An expert in Indian Ocean, Atlantic and Pacific languages, Professor Philip Baker’s work focusses on the emergence and evolution of creoles and pidgins. Baker’s impact relates to his study of the multitude of languages spoken by London school children.
The Languages of London project (1998-1999), led by Baker and John Eversley, made the case that the gathering and understanding of data on language use in London – where some languages are proportionally better represented than they are globally – is essential for any social, economic, and educational policy designed to promote equality and opportunity for London’s schoolchildren.
Two key findings of Baker’s research were that:

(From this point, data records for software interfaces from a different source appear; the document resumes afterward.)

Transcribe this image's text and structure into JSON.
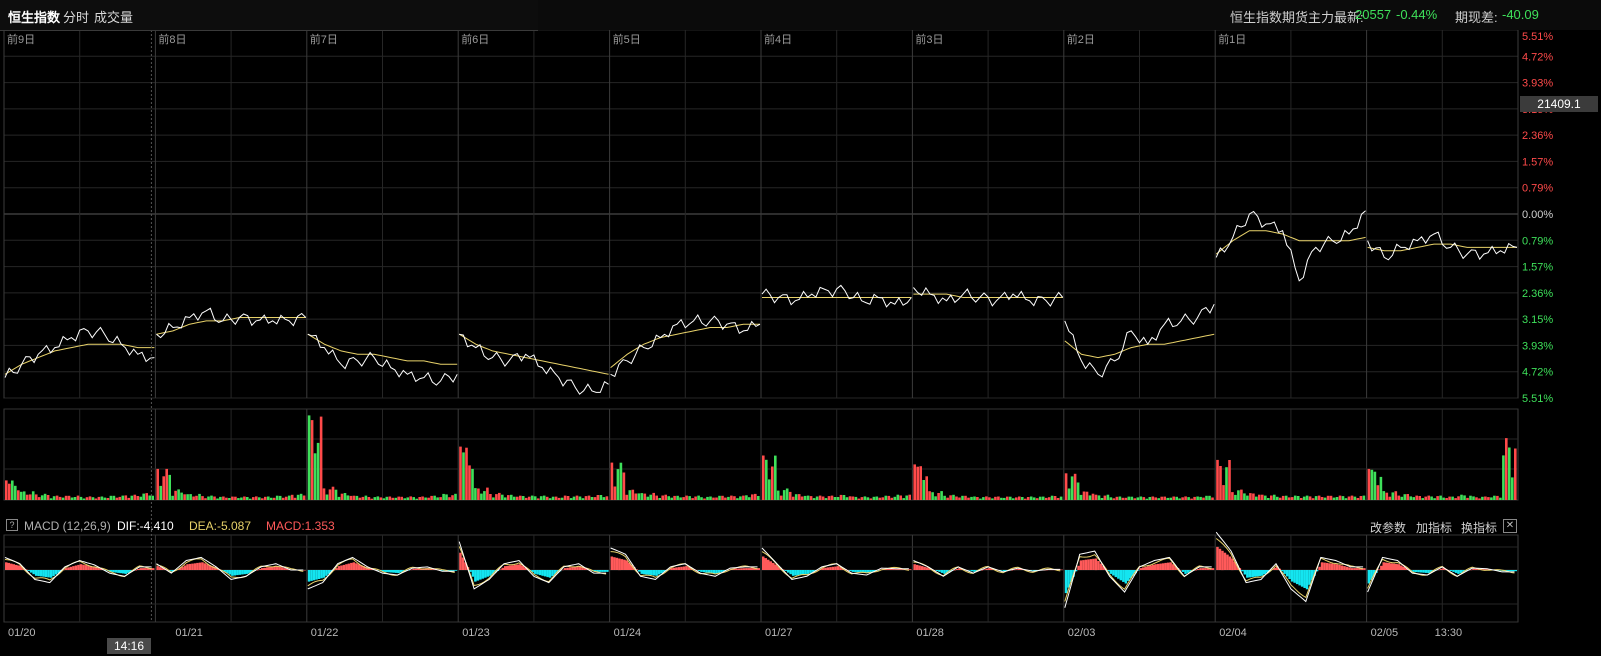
{
  "tabs": [
    {
      "label": "恒生指数",
      "active": true
    },
    {
      "label": "分时",
      "active": false
    },
    {
      "label": "成交量",
      "active": false
    }
  ],
  "quote": {
    "label": "恒生指数期货主力最新:",
    "price": "20557",
    "change": "-0.44%",
    "basis_label": "期现差:",
    "basis": "-40.09"
  },
  "colors": {
    "up": "#ff4a4a",
    "down": "#3ee05a",
    "price_line": "#ffffff",
    "avg_line": "#e8d26a",
    "macd_neg": "#14e5f0",
    "macd_pos": "#ff5a5a",
    "grid": "#262626",
    "session_divider": "#3b3b3b"
  },
  "macd_bar": {
    "title": "MACD (12,26,9)",
    "dif": "DIF:-4.410",
    "dea": "DEA:-5.087",
    "macd": "MACD:1.353",
    "buttons": [
      "改参数",
      "加指标",
      "换指标"
    ],
    "collapse_symbol": "?"
  },
  "hover": {
    "time": "14:16",
    "price": "21409.1"
  },
  "chart_data": {
    "type": "line",
    "title": "恒生指数",
    "session_labels": [
      "前9日",
      "前8日",
      "前7日",
      "前6日",
      "前5日",
      "前4日",
      "前3日",
      "前2日",
      "前1日",
      ""
    ],
    "dates": [
      "01/20",
      "01/21",
      "01/22",
      "01/23",
      "01/24",
      "01/27",
      "01/28",
      "02/03",
      "02/04",
      "02/05"
    ],
    "extra_time_label": "13:30",
    "y_pct_labels": [
      "5.51%",
      "4.72%",
      "3.93%",
      "3.15%",
      "2.36%",
      "1.57%",
      "0.79%",
      "0.00%",
      "0.79%",
      "1.57%",
      "2.36%",
      "3.15%",
      "3.93%",
      "4.72%",
      "5.51%"
    ],
    "y_pct_range": [
      -5.51,
      5.51
    ],
    "baseline_pct": 0.0,
    "series": [
      {
        "name": "price",
        "sessions": [
          [
            -4.9,
            -4.5,
            -4.2,
            -4.0,
            -3.7,
            -3.5,
            -3.6,
            -3.9,
            -4.2,
            -4.3
          ],
          [
            -3.6,
            -3.4,
            -3.1,
            -2.9,
            -3.2,
            -3.1,
            -3.2,
            -3.2,
            -3.2,
            -3.1
          ],
          [
            -3.6,
            -4.0,
            -4.5,
            -4.4,
            -4.3,
            -4.6,
            -4.8,
            -4.9,
            -5.0,
            -4.8
          ],
          [
            -3.6,
            -4.0,
            -4.3,
            -4.4,
            -4.2,
            -4.6,
            -4.9,
            -5.2,
            -5.3,
            -5.1
          ],
          [
            -4.8,
            -4.4,
            -4.0,
            -3.7,
            -3.3,
            -3.2,
            -3.2,
            -3.3,
            -3.5,
            -3.3
          ],
          [
            -2.4,
            -2.5,
            -2.6,
            -2.4,
            -2.3,
            -2.3,
            -2.6,
            -2.5,
            -2.7,
            -2.5
          ],
          [
            -2.2,
            -2.4,
            -2.6,
            -2.4,
            -2.5,
            -2.6,
            -2.4,
            -2.6,
            -2.6,
            -2.5
          ],
          [
            -3.2,
            -4.4,
            -4.8,
            -4.4,
            -3.5,
            -3.9,
            -3.3,
            -3.2,
            -3.1,
            -2.7
          ],
          [
            -1.3,
            -0.7,
            0.0,
            -0.3,
            -0.5,
            -2.0,
            -1.0,
            -0.8,
            -0.6,
            0.1
          ],
          [
            -0.8,
            -1.3,
            -1.0,
            -0.8,
            -0.6,
            -1.0,
            -1.2,
            -1.2,
            -1.1,
            -1.0
          ]
        ]
      },
      {
        "name": "avg",
        "sessions": [
          [
            -4.8,
            -4.5,
            -4.3,
            -4.1,
            -4.0,
            -3.9,
            -3.9,
            -3.9,
            -4.0,
            -4.0
          ],
          [
            -3.6,
            -3.5,
            -3.3,
            -3.2,
            -3.2,
            -3.1,
            -3.1,
            -3.1,
            -3.1,
            -3.1
          ],
          [
            -3.6,
            -3.9,
            -4.1,
            -4.2,
            -4.2,
            -4.3,
            -4.4,
            -4.4,
            -4.5,
            -4.5
          ],
          [
            -3.6,
            -3.9,
            -4.1,
            -4.2,
            -4.3,
            -4.4,
            -4.5,
            -4.6,
            -4.7,
            -4.8
          ],
          [
            -4.6,
            -4.2,
            -3.9,
            -3.7,
            -3.6,
            -3.5,
            -3.4,
            -3.4,
            -3.3,
            -3.3
          ],
          [
            -2.5,
            -2.5,
            -2.5,
            -2.5,
            -2.5,
            -2.5,
            -2.5,
            -2.5,
            -2.5,
            -2.5
          ],
          [
            -2.4,
            -2.4,
            -2.4,
            -2.5,
            -2.5,
            -2.5,
            -2.5,
            -2.5,
            -2.5,
            -2.5
          ],
          [
            -3.8,
            -4.2,
            -4.3,
            -4.2,
            -4.0,
            -3.9,
            -3.9,
            -3.8,
            -3.7,
            -3.6
          ],
          [
            -1.2,
            -0.8,
            -0.5,
            -0.5,
            -0.6,
            -0.8,
            -0.8,
            -0.8,
            -0.8,
            -0.7
          ],
          [
            -1.0,
            -1.1,
            -1.1,
            -1.0,
            -0.9,
            -0.9,
            -1.0,
            -1.0,
            -1.0,
            -1.0
          ]
        ]
      }
    ],
    "volume_sessions": [
      [
        0.22,
        0.1,
        0.07,
        0.05,
        0.05,
        0.04,
        0.04,
        0.05,
        0.06,
        0.08
      ],
      [
        0.35,
        0.12,
        0.07,
        0.05,
        0.04,
        0.04,
        0.04,
        0.04,
        0.05,
        0.07
      ],
      [
        0.95,
        0.15,
        0.08,
        0.05,
        0.04,
        0.04,
        0.04,
        0.04,
        0.05,
        0.07
      ],
      [
        0.6,
        0.14,
        0.08,
        0.06,
        0.05,
        0.05,
        0.04,
        0.05,
        0.05,
        0.06
      ],
      [
        0.42,
        0.12,
        0.08,
        0.06,
        0.05,
        0.05,
        0.04,
        0.05,
        0.05,
        0.07
      ],
      [
        0.5,
        0.13,
        0.07,
        0.05,
        0.05,
        0.06,
        0.04,
        0.04,
        0.05,
        0.06
      ],
      [
        0.4,
        0.1,
        0.06,
        0.05,
        0.04,
        0.04,
        0.04,
        0.04,
        0.04,
        0.05
      ],
      [
        0.3,
        0.1,
        0.06,
        0.04,
        0.04,
        0.04,
        0.04,
        0.04,
        0.04,
        0.05
      ],
      [
        0.45,
        0.12,
        0.08,
        0.06,
        0.05,
        0.05,
        0.05,
        0.05,
        0.05,
        0.05
      ],
      [
        0.35,
        0.1,
        0.07,
        0.05,
        0.05,
        0.04,
        0.06,
        0.04,
        0.05,
        0.7
      ]
    ],
    "macd_sessions": [
      [
        2.0,
        1.0,
        -1.5,
        -2.0,
        0.5,
        1.5,
        0.8,
        -0.5,
        -1.0,
        0.5
      ],
      [
        1.0,
        -0.5,
        1.5,
        2.0,
        0.5,
        -1.5,
        -1.0,
        0.5,
        1.0,
        0.0
      ],
      [
        -3.0,
        -2.0,
        1.0,
        2.0,
        0.5,
        -0.5,
        -0.8,
        0.3,
        0.5,
        -0.2
      ],
      [
        4.5,
        -3.0,
        -1.5,
        1.0,
        1.5,
        -1.0,
        -2.0,
        0.5,
        1.0,
        -0.5
      ],
      [
        3.5,
        2.5,
        -1.0,
        -1.5,
        0.5,
        1.0,
        -0.5,
        -1.0,
        0.3,
        0.5
      ],
      [
        3.5,
        1.0,
        -1.5,
        -1.0,
        0.5,
        1.0,
        -0.5,
        -0.8,
        0.3,
        0.2
      ],
      [
        1.5,
        0.5,
        -1.0,
        0.5,
        -0.5,
        0.5,
        -0.3,
        0.3,
        -0.2,
        0.1
      ],
      [
        -6.0,
        2.5,
        3.0,
        -1.0,
        -3.5,
        0.5,
        1.5,
        2.0,
        -1.0,
        0.5
      ],
      [
        6.0,
        3.0,
        -2.0,
        -1.5,
        1.0,
        -3.0,
        -5.0,
        2.0,
        1.5,
        0.5
      ],
      [
        -3.5,
        2.0,
        1.5,
        -0.5,
        -0.8,
        0.5,
        -1.0,
        0.3,
        0.2,
        -0.3
      ]
    ]
  }
}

- While having a language other than English as one’s mother tongue demands additional resources in schools, multilingualism is an increasingly important economic asset.
- The identification of languages spoken by the school population permits a far more detailed and relevant ethnic classification of children than previously used by data-gatherers, thus enabling public services to be targeted more effectively.
In consequence, Baker’s research achieved the following impacts:
Governmental data-gathering procedures and policies have been changed in response to the methodology Baker used in his study of the hundreds of languages spoken by school children in London. For instance, the Annual School Census asked questions about language use for the first time in 2008 as a direct consequence of Baker’s work. Thereafter the decennial Census of Population (2011), carried out by the Office for National Statistics (ONS) on behalf of the British Government, drew upon the language catalogue created by Baker for their language focussed questions.
These innovations enabled the Department for Education, as well as local borough councils, to make more informed policy decisions on diversity, translation resources, and training within the state sector.
Non-Governmental Organisations (NGOs) have been able to better engage policy-makers on social issues by utilising Baker’s data on the languages of London. The Runnymede Trust-funded asylum and refugee organisation (ICAR) used such data to support their engagements with policy makers on issues of cultural diversity and racial equality, while Baker’s research also provided a foundation for the policy-focussed interventions of the Centre for Analysis of Social Exclusion, the Migration Observatory, and the Bilingualism and Literacies Education Network.
The wealth of data collected by Baker and Eversley thus provided a strong evidence base for policy proposals intended to encourage the integration of socially excluded migrants into the British education system.
Pedagogical approaches to teacher-training and medical education programmes have also benefited from Baker’s research. For example, the University of East London uses Baker’s work in its teacher education at both undergraduate and postgraduate levels as a starting point for student investigations of diverse language use in London, while Baker’s work is a cornerstone of clinical medical training programmes on culture and diversity, as demonstrated by his work’s adoption on the University College London BSc in Medical Education.
The adoption of Baker’s work on education programmes has thus encouraged a recognition of the diversity and importance of languages in the city by practitioners that will soon be working with such children, thus enabling a more targeted use of public services.
Governmental data-gathering procedures and policies have been changed in response to Professor Philip Baker’s study of the hundreds of languages spoken by school children in London, while NGOs have been able to better engage policy-makers on social issues by utilising the evidence base of Baker’s data.